A new report released by McAfee suggests the UK's public may be too complacent in terms of cybersecurity during the games this summer. Caught in the throes of male gymnastics or women's volleyball, protecting their mobile devices and personal data may not be at the top of everyone's lists.
However, such high-profile events tend to draw the unwanted attention of those who want to take the opportunity to infect a device, promote a scam, and relieve you of either money or personal data, which can occasionally be sold for a tidy profit.
A survey by OnePoll on behalf of security company McAfee has revealed that only 13 percent of the British public have considered this possibility. 2,000 UK adults, aged 18 and above, were polled in June 2012, and only a small number of them are concerned with cyber threats spoiling their glee at the Olympic games.
According to OnePoll, many remained oblivious of the methods that can be used to scam someone at such high-profile events -- including phishing scams, messages and images sent via Bluetooth, fake lotteries and ticket sales. McAfee has already discovered and prevented a number of these operations.
Speaking at the recent Lord Mayor's Annual Defence and Security Lecture, head of MI5 Jonathan Evans sad security preparations were "well underway", but an "astonishing" number of cyber attacks is a threat to sporting spectators.
However, not all hope is lost. The report did find that many were taking precautions to protect themselves against risks they may face during sporting events:
- 65 percent stated they will add a PIN code to their smartphone device;
- 61 percent plan to switch off Bluetooth services on their smartphones before attending sporting events;
- 32 percent said they were considering installing security software onto their device.
But how to adequately protect yourself at these events? Raj Samani, CTO EMEA at McAfee said:
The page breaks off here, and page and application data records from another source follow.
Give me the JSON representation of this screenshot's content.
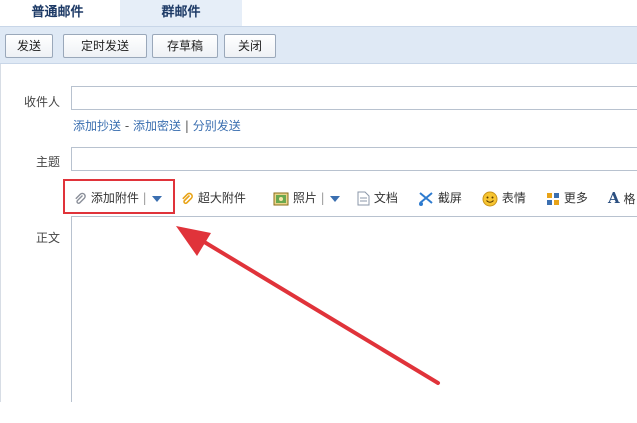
{
  "tabs": {
    "normal": "普通邮件",
    "group": "群邮件"
  },
  "toolbar": {
    "send": "发送",
    "scheduled_send": "定时发送",
    "save_draft": "存草稿",
    "close": "关闭"
  },
  "form": {
    "recipient_label": "收件人",
    "cc_link": "添加抄送",
    "dash": "-",
    "bcc_link": "添加密送",
    "bar": "|",
    "separate_link": "分别发送",
    "subject_label": "主题",
    "body_label": "正文"
  },
  "editor_toolbar": {
    "attach": "添加附件",
    "big_attach": "超大附件",
    "photo": "照片",
    "doc": "文档",
    "screenshot": "截屏",
    "emoji": "表情",
    "more": "更多",
    "format_partial": "格"
  },
  "colors": {
    "accent": "#3b6fb0",
    "highlight": "#e0333a",
    "toolbar_bg": "#dfe9f5"
  }
}
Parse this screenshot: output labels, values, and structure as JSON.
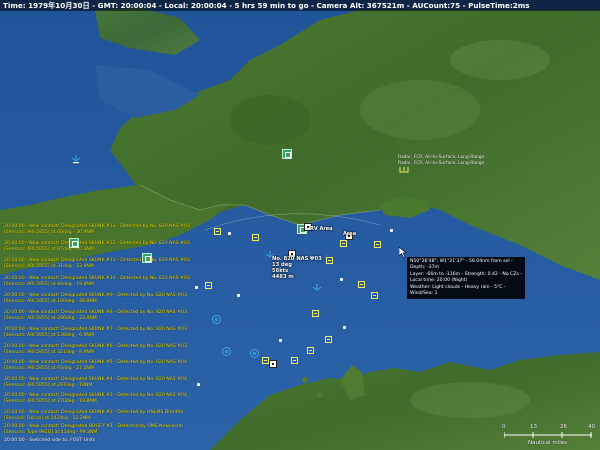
{
  "status_bar": {
    "text": "Time: 1979年10月30日 - GMT: 20:00:04 - Local: 20:00:04 - 5 hrs 59 min to go -  Camera Alt: 367521m - AUCount:75 - PulseTime:2ms"
  },
  "messages": [
    {
      "text": "20:00:00 - New contact! Designated SKUNK #13 - Detected by No. 820 NAS #03 [Sensors: ARI.5955] at 60deg - 30.9NM",
      "color": "yellow"
    },
    {
      "text": "20:00:00 - New contact! Designated SKUNK #12 - Detected by No. 820 NAS #03 [Sensors: ARI.5955] at 87deg - 20.3NM",
      "color": "yellow"
    },
    {
      "text": "20:00:00 - New contact! Designated SKUNK #11 - Detected by No. 820 NAS #03 [Sensors: ARI.5955] at 31deg - 23.9NM",
      "color": "yellow"
    },
    {
      "text": "20:00:00 - New contact! Designated SKUNK #10 - Detected by No. 820 NAS #03 [Sensors: ARI.5955] at 84deg - 19.8NM",
      "color": "yellow"
    },
    {
      "text": "20:00:00 - New contact! Designated SKUNK #9 - Detected by No. 820 NAS #03 [Sensors: ARI.5955] at 160deg - 28.8NM",
      "color": "yellow"
    },
    {
      "text": "20:00:00 - New contact! Designated SKUNK #8 - Detected by No. 820 NAS #03 [Sensors: ARI.5955] at 296deg - 23.8NM",
      "color": "yellow"
    },
    {
      "text": "20:00:00 - New contact! Designated SKUNK #7 - Detected by No. 820 NAS #03 [Sensors: ARI.5955] at 138deg - 6.9NM",
      "color": "yellow"
    },
    {
      "text": "20:00:00 - New contact! Designated SKUNK #6 - Detected by No. 820 NAS #03 [Sensors: ARI.5955] at 321deg - 8.9NM",
      "color": "yellow"
    },
    {
      "text": "20:00:00 - New contact! Designated SKUNK #5 - Detected by No. 820 NAS #04 [Sensors: ARI.5955] at 93deg - 27.2NM",
      "color": "yellow"
    },
    {
      "text": "20:00:00 - New contact! Designated SKUNK #4 - Detected by No. 820 NAS #04 [Sensors: ARI.5955] at 297deg - 18NM",
      "color": "yellow"
    },
    {
      "text": "20:00:00 - New contact! Designated SKUNK #3 - Detected by No. 820 NAS #04 [Sensors: ARI.5955] at 270deg - 19.8NM",
      "color": "yellow"
    },
    {
      "text": "20:00:00 - New contact! Designated SKUNK #2 - Detected by HNLMS Drenthe [Sensors: Decca] at 242deg - 12.2NM",
      "color": "yellow"
    },
    {
      "text": "20:00:00 - New contact! Designated BOGEY #1 - Detected by HMS Newcastle [Sensors: Type 992Q] at 41deg - 99.3NM",
      "color": "yellow"
    },
    {
      "text": "20:00:00 - Switched side to: FOST Units",
      "color": "white"
    }
  ],
  "tooltip": {
    "lines": [
      "N50°26'48\", W1°21'37\" - 56.04nm from sel - Depth: -37m",
      "Layer: -66m to -116m - Strength: 0.42 - No CZs -",
      "Local time: 20:00 (Night)",
      "Weather: Light clouds - Heavy rain - 5°C - Wind/Sea: 1"
    ]
  },
  "unit_label": {
    "lines": [
      "No. 820 NAS #03",
      "13 deg",
      "56kts",
      "4483 m"
    ]
  },
  "map_labels": {
    "rv_area": "RV Area",
    "rv_area_2": "Area"
  },
  "radar_label": {
    "lines": [
      "Radar, FCR, Air-to-Surface, Long-Range",
      "Radar, FCR, Air-to-Surface, Long-Range"
    ]
  },
  "scale_bar": {
    "ticks": [
      "0",
      "13",
      "26",
      "40"
    ],
    "unit": "Nautical miles"
  },
  "colors": {
    "sea": "#2a5a9c",
    "land": "#3e6a2a",
    "contact": "#f0f060",
    "friendly": "#3da5e8",
    "message": "#f0e000"
  }
}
"There are some very simple steps that everyone can take to protect themselves and their devices from cyber sporting scams this summer. Firstly, think twice before jumping on a public Wi-Fi connection -- they're hotbeds for data theft and scamming. Secondly, turn off file-sharing when you are on the move to prevent hackers from stealing sensitive data from your mobile device. Thirdly, turn off geo-tagging on your mobile device before posting photos on sites like Facebook so your location information won't fall into the wrong hands.
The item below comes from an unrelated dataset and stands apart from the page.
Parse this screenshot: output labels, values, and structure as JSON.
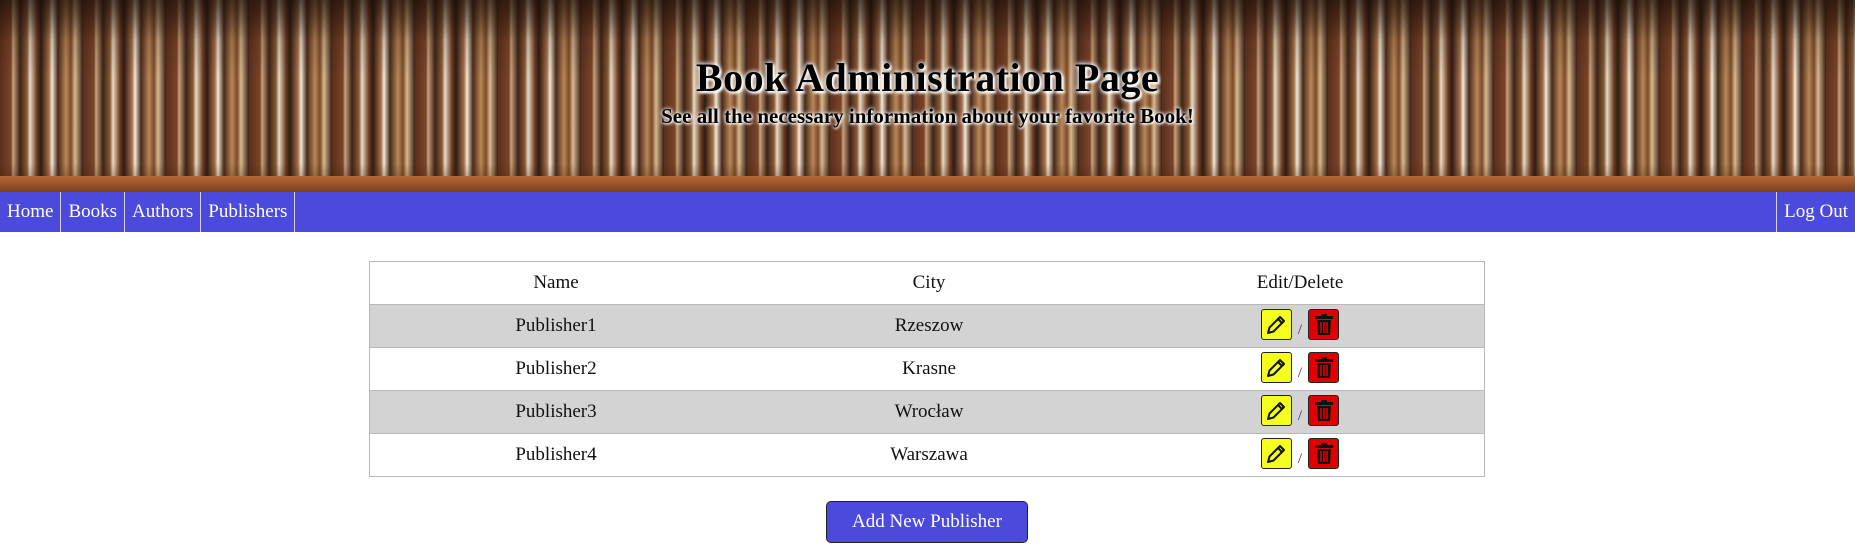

Finally, if it looks too good to be true, it normally is. Be wary of phony websites, emails, texts and pop-ads offering deals on tickets to sporting events."